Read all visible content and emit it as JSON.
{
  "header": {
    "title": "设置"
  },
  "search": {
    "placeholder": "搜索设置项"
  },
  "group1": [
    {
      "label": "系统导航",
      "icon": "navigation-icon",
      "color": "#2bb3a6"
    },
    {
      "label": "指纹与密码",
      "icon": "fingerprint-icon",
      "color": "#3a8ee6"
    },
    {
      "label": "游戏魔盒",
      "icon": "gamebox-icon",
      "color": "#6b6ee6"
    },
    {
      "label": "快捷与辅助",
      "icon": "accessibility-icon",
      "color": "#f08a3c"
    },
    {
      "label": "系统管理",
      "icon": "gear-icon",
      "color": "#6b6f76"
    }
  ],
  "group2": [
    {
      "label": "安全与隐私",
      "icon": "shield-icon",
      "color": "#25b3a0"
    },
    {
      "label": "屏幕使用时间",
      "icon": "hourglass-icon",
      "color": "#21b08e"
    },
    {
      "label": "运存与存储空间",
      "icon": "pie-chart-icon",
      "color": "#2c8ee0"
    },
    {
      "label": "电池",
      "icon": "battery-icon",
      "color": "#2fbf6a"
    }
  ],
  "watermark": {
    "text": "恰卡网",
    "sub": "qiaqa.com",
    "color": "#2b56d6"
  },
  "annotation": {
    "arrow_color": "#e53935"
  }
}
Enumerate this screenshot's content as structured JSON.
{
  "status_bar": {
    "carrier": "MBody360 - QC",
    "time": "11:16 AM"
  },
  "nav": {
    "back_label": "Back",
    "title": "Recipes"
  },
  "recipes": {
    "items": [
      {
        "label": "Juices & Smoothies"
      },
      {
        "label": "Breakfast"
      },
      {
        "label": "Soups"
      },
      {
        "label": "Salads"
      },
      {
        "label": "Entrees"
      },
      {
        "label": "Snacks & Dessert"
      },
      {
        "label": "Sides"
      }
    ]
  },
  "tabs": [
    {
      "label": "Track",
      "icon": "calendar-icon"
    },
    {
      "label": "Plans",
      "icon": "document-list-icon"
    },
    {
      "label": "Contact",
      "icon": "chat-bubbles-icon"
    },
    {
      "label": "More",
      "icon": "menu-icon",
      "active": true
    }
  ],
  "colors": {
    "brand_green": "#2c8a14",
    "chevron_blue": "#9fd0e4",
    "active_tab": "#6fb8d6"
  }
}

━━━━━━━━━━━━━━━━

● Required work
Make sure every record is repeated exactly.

● Output below
Read all visible content and emit it as JSON.
{
  "header": {
    "title": "设置"
  },
  "search": {
    "placeholder": "搜索设置项"
  },
  "group1": [
    {
      "label": "系统导航",
      "icon": "navigation-icon",
      "color": "#2bb3a6"
    },
    {
      "label": "指纹与密码",
      "icon": "fingerprint-icon",
      "color": "#3a8ee6"
    },
    {
      "label": "游戏魔盒",
      "icon": "gamebox-icon",
      "color": "#6b6ee6"
    },
    {
      "label": "快捷与辅助",
      "icon": "accessibility-icon",
      "color": "#f08a3c"
    },
    {
      "label": "系统管理",
      "icon": "gear-icon",
      "color": "#6b6f76"
    }
  ],
  "group2": [
    {
      "label": "安全与隐私",
      "icon": "shield-icon",
      "color": "#25b3a0"
    },
    {
      "label": "屏幕使用时间",
      "icon": "hourglass-icon",
      "color": "#21b08e"
    },
    {
      "label": "运存与存储空间",
      "icon": "pie-chart-icon",
      "color": "#2c8ee0"
    },
    {
      "label": "电池",
      "icon": "battery-icon",
      "color": "#2fbf6a"
    }
  ],
  "watermark": {
    "text": "恰卡网",
    "sub": "qiaqa.com",
    "color": "#2b56d6"
  },
  "annotation": {
    "arrow_color": "#e53935"
  }
}
Enumerate this screenshot's content as structured JSON.
{
  "status_bar": {
    "carrier": "MBody360 - QC",
    "time": "11:16 AM"
  },
  "nav": {
    "back_label": "Back",
    "title": "Recipes"
  },
  "recipes": {
    "items": [
      {
        "label": "Juices & Smoothies"
      },
      {
        "label": "Breakfast"
      },
      {
        "label": "Soups"
      },
      {
        "label": "Salads"
      },
      {
        "label": "Entrees"
      },
      {
        "label": "Snacks & Dessert"
      },
      {
        "label": "Sides"
      }
    ]
  },
  "tabs": [
    {
      "label": "Track",
      "icon": "calendar-icon"
    },
    {
      "label": "Plans",
      "icon": "document-list-icon"
    },
    {
      "label": "Contact",
      "icon": "chat-bubbles-icon"
    },
    {
      "label": "More",
      "icon": "menu-icon",
      "active": true
    }
  ],
  "colors": {
    "brand_green": "#2c8a14",
    "chevron_blue": "#9fd0e4",
    "active_tab": "#6fb8d6"
  }
}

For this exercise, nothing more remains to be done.